(Web page and app entries)
━━━━━━━━━━

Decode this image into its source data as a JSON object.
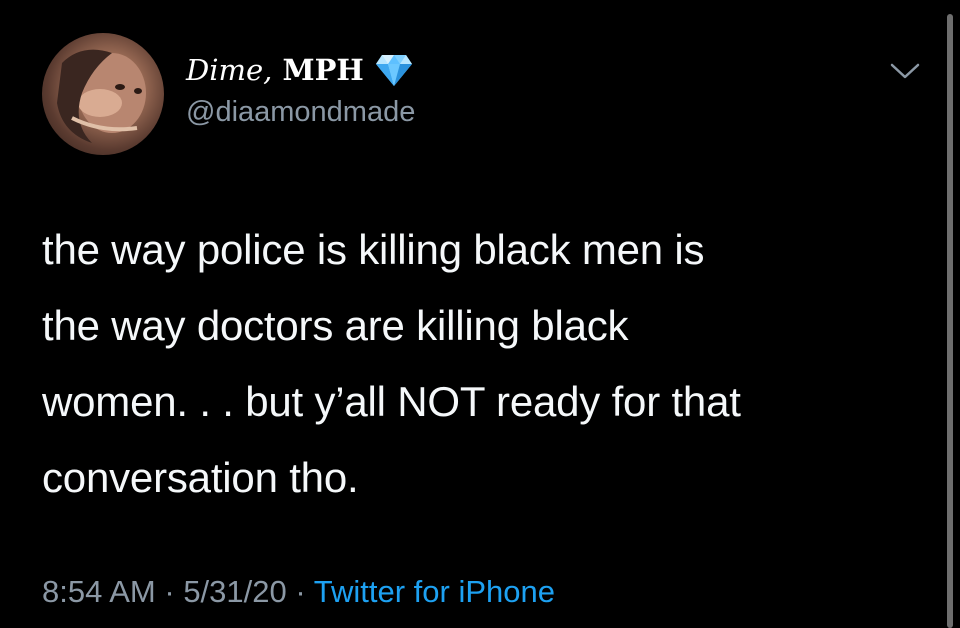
{
  "author": {
    "display_name_script": "Dime,",
    "display_name_rest": "MPH",
    "handle": "@diaamondmade",
    "badge_icon": "diamond-icon"
  },
  "tweet": {
    "lines": [
      "the way police is killing black men is",
      "the way doctors are killing black",
      "women. . . but y’all NOT ready for that",
      "conversation tho."
    ]
  },
  "meta": {
    "time": "8:54 AM",
    "separator1": " · ",
    "date": "5/31/20",
    "separator2": " · ",
    "source": "Twitter for iPhone"
  },
  "colors": {
    "background": "#000000",
    "text": "#f5f8fa",
    "secondary_text": "#8b98a5",
    "link": "#1da1f2",
    "diamond": "#4fb7ff"
  },
  "icons": {
    "menu": "chevron-down-icon"
  }
}
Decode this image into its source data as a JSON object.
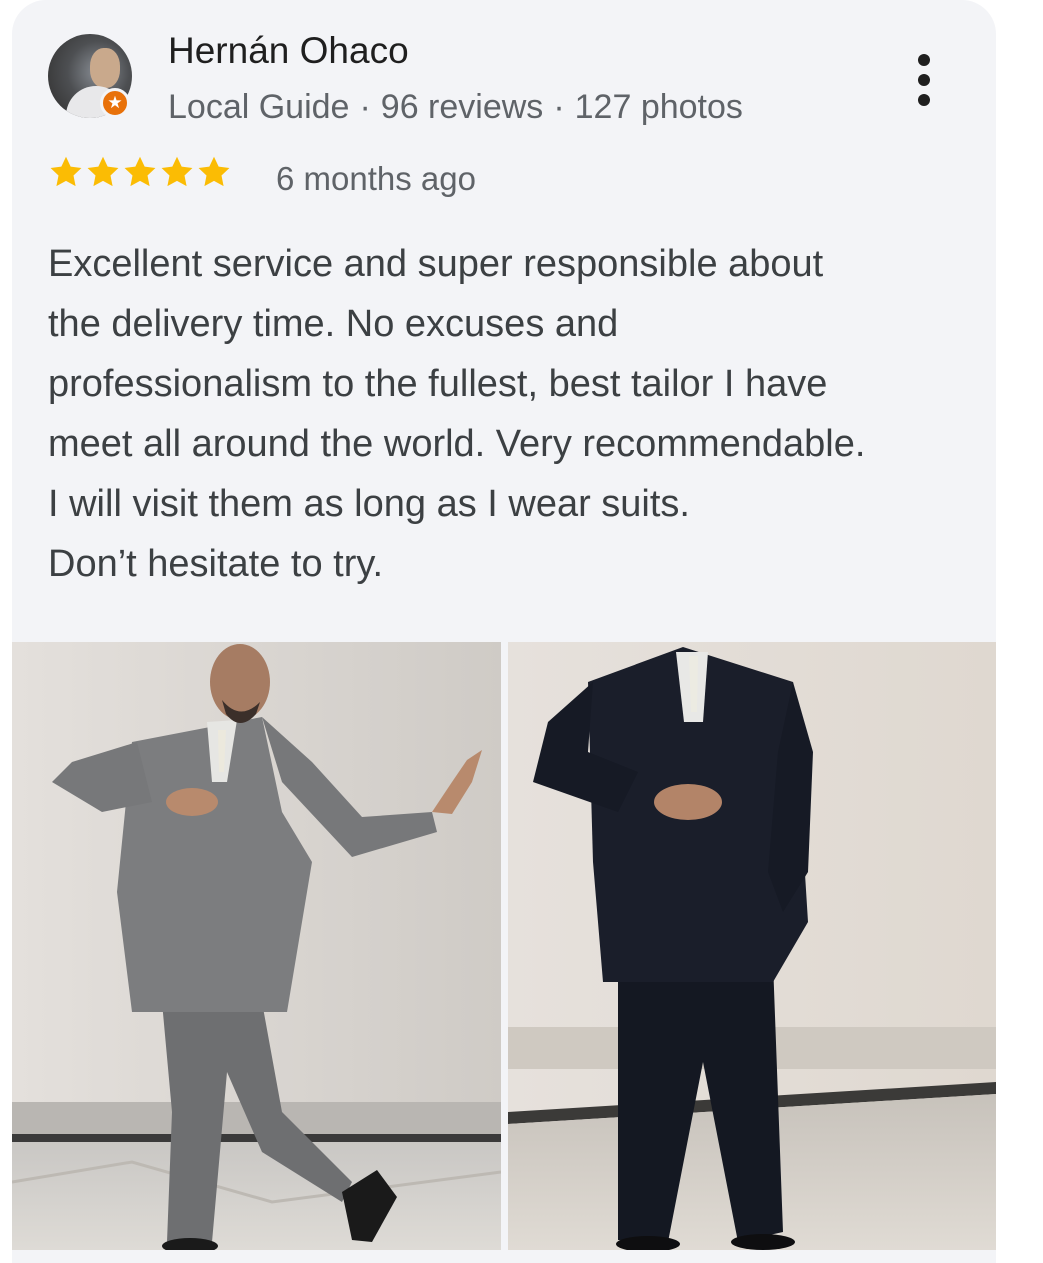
{
  "reviewer": {
    "name": "Hernán Ohaco",
    "badge": "Local Guide",
    "reviews": "96 reviews",
    "photos": "127 photos",
    "separator": "·"
  },
  "rating": {
    "stars": 5,
    "max": 5,
    "color": "#fbbc04"
  },
  "posted": "6 months ago",
  "review_lines": [
    "Excellent service and super responsible about",
    "the delivery time. No excuses and",
    "professionalism to the fullest, best tailor I have",
    "meet all around the world. Very recommendable.",
    "I will visit them as long as I wear suits.",
    "Don’t hesitate to try."
  ],
  "icons": {
    "more": "more-vert-icon",
    "badge": "local-guide-star-icon",
    "star": "star-icon"
  },
  "colors": {
    "card_bg": "#f3f4f7",
    "badge": "#e8710a",
    "star": "#fbbc04"
  }
}
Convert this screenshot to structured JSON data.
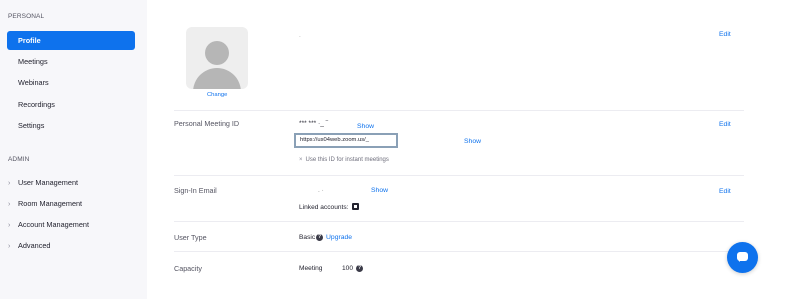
{
  "sidebar": {
    "personal_header": "PERSONAL",
    "personal_items": [
      {
        "label": "Profile"
      },
      {
        "label": "Meetings"
      },
      {
        "label": "Webinars"
      },
      {
        "label": "Recordings"
      },
      {
        "label": "Settings"
      }
    ],
    "admin_header": "ADMIN",
    "admin_items": [
      {
        "label": "User Management"
      },
      {
        "label": "Room Management"
      },
      {
        "label": "Account Management"
      },
      {
        "label": "Advanced"
      }
    ],
    "active_color": "#0e72ed"
  },
  "profile": {
    "name_value": ".",
    "change_label": "Change",
    "edit_label": "Edit"
  },
  "pmi": {
    "label": "Personal Meeting ID",
    "masked_value": "*** *** ·_ ‾",
    "show_label": "Show",
    "url_value": "https://us04web.zoom.us/_",
    "url_show_label": "Show",
    "instant_note": "Use this ID for instant meetings",
    "edit_label": "Edit"
  },
  "signin": {
    "label": "Sign-In Email",
    "masked_value": ".            ·",
    "show_label": "Show",
    "linked_label": "Linked accounts:",
    "edit_label": "Edit"
  },
  "user_type": {
    "label": "User Type",
    "value": "Basic",
    "upgrade_label": "Upgrade"
  },
  "capacity": {
    "label": "Capacity",
    "meeting_label": "Meeting",
    "meeting_value": "100"
  },
  "icons": {
    "help": "question-mark-circle",
    "chat": "chat-bubble",
    "linked": "linked-account-square"
  }
}
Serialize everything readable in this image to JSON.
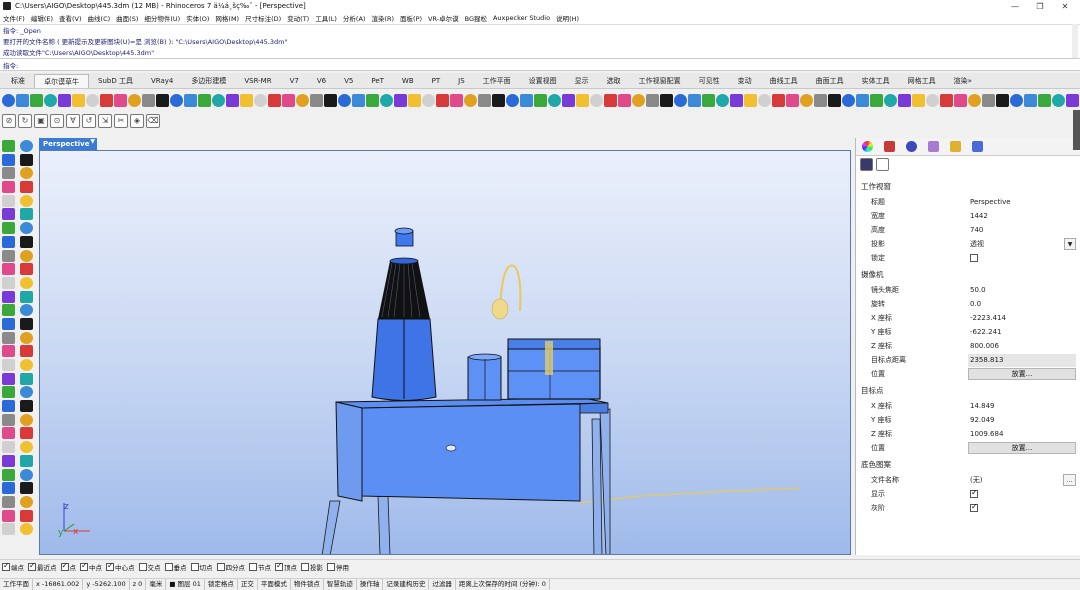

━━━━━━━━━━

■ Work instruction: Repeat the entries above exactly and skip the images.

■ Answer to this exercise:
Decode this image into its source data as a JSON object.
{
  "author": {
    "display_name_script": "Dime,",
    "display_name_rest": "MPH",
    "handle": "@diaamondmade",
    "badge_icon": "diamond-icon"
  },
  "tweet": {
    "lines": [
      "the way police is killing black men is",
      "the way doctors are killing black",
      "women. . . but y’all NOT ready for that",
      "conversation tho."
    ]
  },
  "meta": {
    "time": "8:54 AM",
    "separator1": " · ",
    "date": "5/31/20",
    "separator2": " · ",
    "source": "Twitter for iPhone"
  },
  "colors": {
    "background": "#000000",
    "text": "#f5f8fa",
    "secondary_text": "#8b98a5",
    "link": "#1da1f2",
    "diamond": "#4fb7ff"
  },
  "icons": {
    "menu": "chevron-down-icon"
  }
}
Decode this image into its source data as a JSON object.
{
  "reviewer": {
    "name": "Hernán Ohaco",
    "badge": "Local Guide",
    "reviews": "96 reviews",
    "photos": "127 photos",
    "separator": "·"
  },
  "rating": {
    "stars": 5,
    "max": 5,
    "color": "#fbbc04"
  },
  "posted": "6 months ago",
  "review_lines": [
    "Excellent service and super responsible about",
    "the delivery time. No excuses and",
    "professionalism to the fullest, best tailor I have",
    "meet all around the world. Very recommendable.",
    "I will visit them as long as I wear suits.",
    "Don’t hesitate to try."
  ],
  "icons": {
    "more": "more-vert-icon",
    "badge": "local-guide-star-icon",
    "star": "star-icon"
  },
  "colors": {
    "card_bg": "#f3f4f7",
    "badge": "#e8710a",
    "star": "#fbbc04"
  }
}
Convert this screenshot to structured JSON data.
{
  "sidebar": {
    "personal_header": "PERSONAL",
    "personal_items": [
      {
        "label": "Profile"
      },
      {
        "label": "Meetings"
      },
      {
        "label": "Webinars"
      },
      {
        "label": "Recordings"
      },
      {
        "label": "Settings"
      }
    ],
    "admin_header": "ADMIN",
    "admin_items": [
      {
        "label": "User Management"
      },
      {
        "label": "Room Management"
      },
      {
        "label": "Account Management"
      },
      {
        "label": "Advanced"
      }
    ],
    "active_color": "#0e72ed"
  },
  "profile": {
    "name_value": ".",
    "change_label": "Change",
    "edit_label": "Edit"
  },
  "pmi": {
    "label": "Personal Meeting ID",
    "masked_value": "*** *** ·_ ‾",
    "show_label": "Show",
    "url_value": "https://us04web.zoom.us/_",
    "url_show_label": "Show",
    "instant_note": "Use this ID for instant meetings",
    "edit_label": "Edit"
  },
  "signin": {
    "label": "Sign-In Email",
    "masked_value": ".            ·",
    "show_label": "Show",
    "linked_label": "Linked accounts:",
    "edit_label": "Edit"
  },
  "user_type": {
    "label": "User Type",
    "value": "Basic",
    "upgrade_label": "Upgrade"
  },
  "capacity": {
    "label": "Capacity",
    "meeting_label": "Meeting",
    "meeting_value": "100"
  },
  "icons": {
    "help": "question-mark-circle",
    "chat": "chat-bubble",
    "linked": "linked-account-square"
  }
}
Serialize everything readable in this image to JSON.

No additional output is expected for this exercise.